§ **Exercise aim**:
Among the entries that follow, count the lines with the word "icon" and report the number by itself.

§ **Data supplied**:
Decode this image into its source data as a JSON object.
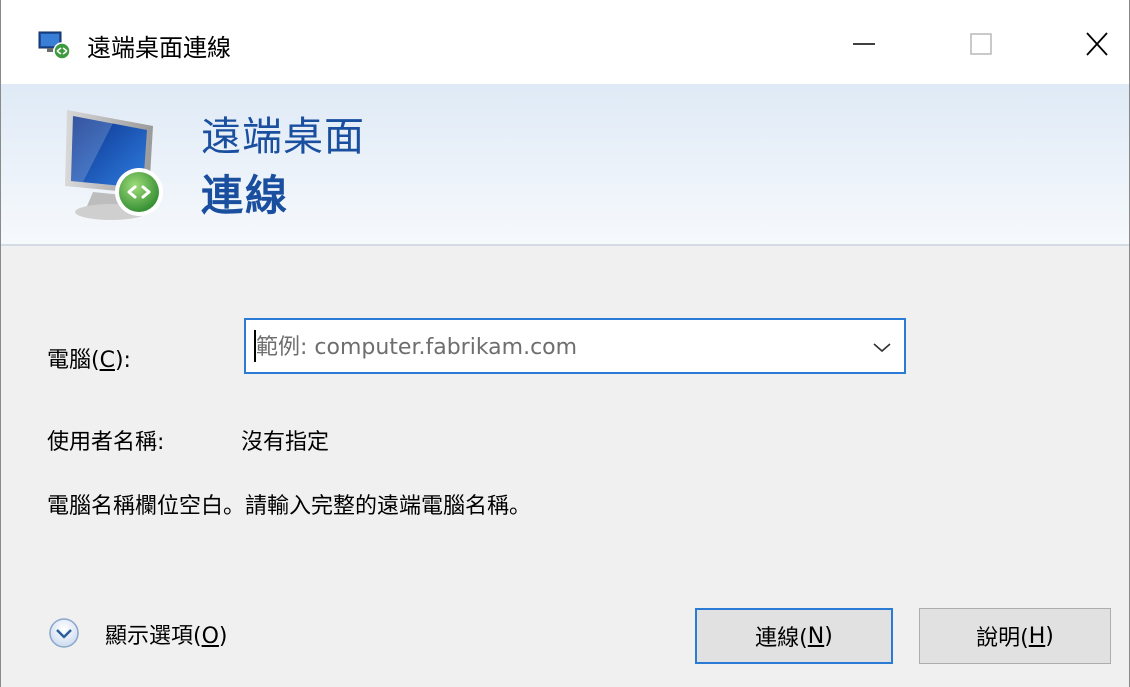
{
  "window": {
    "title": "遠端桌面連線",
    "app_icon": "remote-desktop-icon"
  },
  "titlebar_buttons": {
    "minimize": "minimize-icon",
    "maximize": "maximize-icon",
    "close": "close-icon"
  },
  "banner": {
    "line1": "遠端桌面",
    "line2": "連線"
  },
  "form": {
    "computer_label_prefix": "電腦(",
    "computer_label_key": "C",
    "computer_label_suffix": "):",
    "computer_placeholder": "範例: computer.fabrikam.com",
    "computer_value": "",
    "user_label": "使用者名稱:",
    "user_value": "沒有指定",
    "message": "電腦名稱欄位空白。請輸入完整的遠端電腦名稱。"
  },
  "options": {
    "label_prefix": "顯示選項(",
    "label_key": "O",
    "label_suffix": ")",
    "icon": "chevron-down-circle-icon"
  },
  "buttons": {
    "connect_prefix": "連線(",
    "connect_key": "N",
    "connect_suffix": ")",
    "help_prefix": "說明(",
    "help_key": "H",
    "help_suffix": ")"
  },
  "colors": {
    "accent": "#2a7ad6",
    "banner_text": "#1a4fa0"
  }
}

§ **Output below**:
5